Self-Service BI Hits Primetime with SharePoint & PowerPivot

By David Kruglov posted 11-19-2010 18:15


Last year at the Microsoft SharePoint Conference in Las Vegas, Donald Farmer, Microsoft’s Principal Program Manager for SQL Server Analysis Services, pulled me up on stage to do a 5-minute bit on why BI Professionals should embrace, rather than fear, self-service Business Intelligence (AKA PowerPivot). ShareSquared was an early adopter and supporter of PowerPivot partly because it plays well with SharePoint (our bread and butter), and partly because we knew that it was going to be big!

Nevertheless, Microsoft was concerned that the notion of “self-service BI” might be off-putting to Microsoft Partners and professionals in the BI and SQL Server space.  I’m happy to report that the early jitters about PowerPivot are officially behind us as earlier this month, PowerPivot stole the show at the Professional Association for SQL Server (PASS) Conference.

PowerPivot is an add-in to Excel 2010 that transforms the process by which BI is conceived and developed.  SharePoint, Excel Services and PerformancePoint follow suit by transforming the way BI information is managed, distributed and consumed.  The combination of these technologies, along with Microsoft SQL Server, represents a radical departure from traditional BI creation and consumption.

Consider the traditional life cycle for BI development which looks something like this:

The duration of this life cycle depends on several factors including the:

  • Ability to clearly articulate BI requirements prior to implementation
  • Data requirements – availability, location and access methods for the data, schema mapping, any data conversion and/or manipulation that is required, etc.
  • Report complexity
  • Availability of IT resources required to do the implementation
  • Budget approval and prioritization

The problems with the process are that:

  • The BI Consumer has to know precisely what he wants before he can order it and get the initiative approved, oftentimes before he has access to the actual data
  • The initial buy-in is too high; BI data and reports that would be invaluable to an organization aren’t even pursued due to the cost, time and sometimes risk associated with the cycle above
  • The “raw data” is too far removed from the business people who understand it’s meaning
  • Initiatives are limited by the vision of the people who order the reports as opposed to being driven by the patterns and insights that emerge from the data itself - This one’s key!!!

In contrast, PowerPivot enables Excel Power-Users to play with data and discover patterns on the fly as opposed to having to know in advance what combinations and manipulations of data might yield some new insight.  PowerPivot also enables end users to pull in diverse data sources, both internal and external to the organization, and mash them together to explore new correlations.  Moreover, there are legions of Excel Power-Users in the world who are intimately familiar with the business and the data and these resources tend to cost less than the average BI Architect.   PowerPivot lowers the buy-in, promotes creative thinking and facilitates “what-if” scenarios in the BI world that weren't possible until now due to the constraints of the technology and process.

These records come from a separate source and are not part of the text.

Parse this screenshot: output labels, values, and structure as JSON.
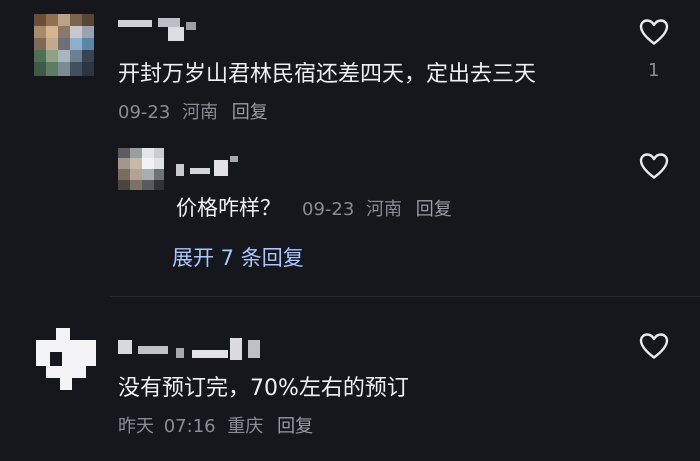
{
  "comments": [
    {
      "text": "开封万岁山君林民宿还差四天，定出去三天",
      "date": "09-23",
      "location": "河南",
      "reply_label": "回复",
      "like_icon": "heart-outline-icon",
      "like_count": "1"
    }
  ],
  "replies": [
    {
      "text": "价格咋样？",
      "date": "09-23",
      "location": "河南",
      "reply_label": "回复",
      "like_icon": "heart-outline-icon"
    }
  ],
  "expand_label": "展开 7 条回复",
  "comment2": {
    "text": "没有预订完，70%左右的预订",
    "date": "昨天",
    "time": "07:16",
    "location": "重庆",
    "reply_label": "回复",
    "like_icon": "heart-outline-icon"
  },
  "colors": {
    "background": "#16161d",
    "text": "#f0f0f4",
    "meta": "#8b8b95",
    "link": "#a9c7ff"
  }
}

Once PowerPivot users have created BI artifacts, they can be published, hosted, managed and consumed from within SharePoint.  Doing so automatically enables an organization to take advantage of SharePoint’s inherent mechanisms for security, publishing/centralization, workflow, content expiration, targeting – all the things we love SharePoint for!  Excel Services handles data management (refreshes, server side calculations, etc.), while the PerformancePoint Service provides KPIs, dashboards, charts and other traditional BI functionality.

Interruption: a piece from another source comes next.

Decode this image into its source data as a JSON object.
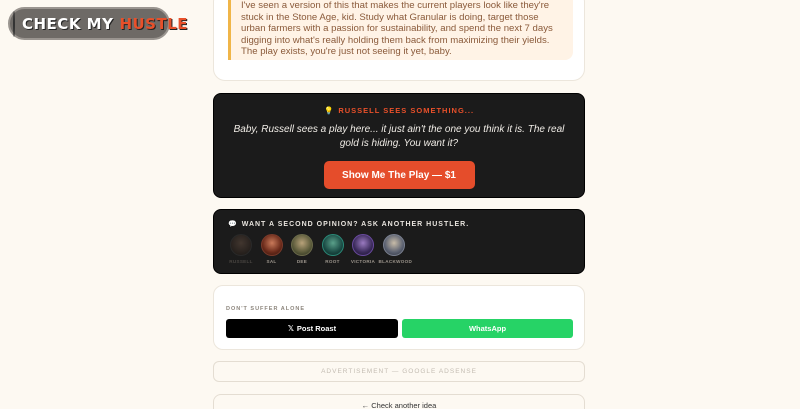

All of this wizardry requires several components that comprise the Microsoft Business Intelligence stack including:

As with SharePoint itself, you don’t just install all of this out of the box and start using it.  Careful consideration and planning is still required to get everything working correctly and to institute the proper governance and controls.  BI Architects and Database Developers are going to have to create the data feeds and do their part on SQL Server to make this work.  The SharePoint guys need to understand Excel Services, PerformancePoint, etc.  Bottom line, you’ll still need to have your SharePoint GamePLAN and a Business Intelligence GamePLAN before the self-service party starts!

#SharePoint #PerformancePoint #PowerPivot #Self-ServiceBI #SQLServer #sharepoint #BusinessIntelligence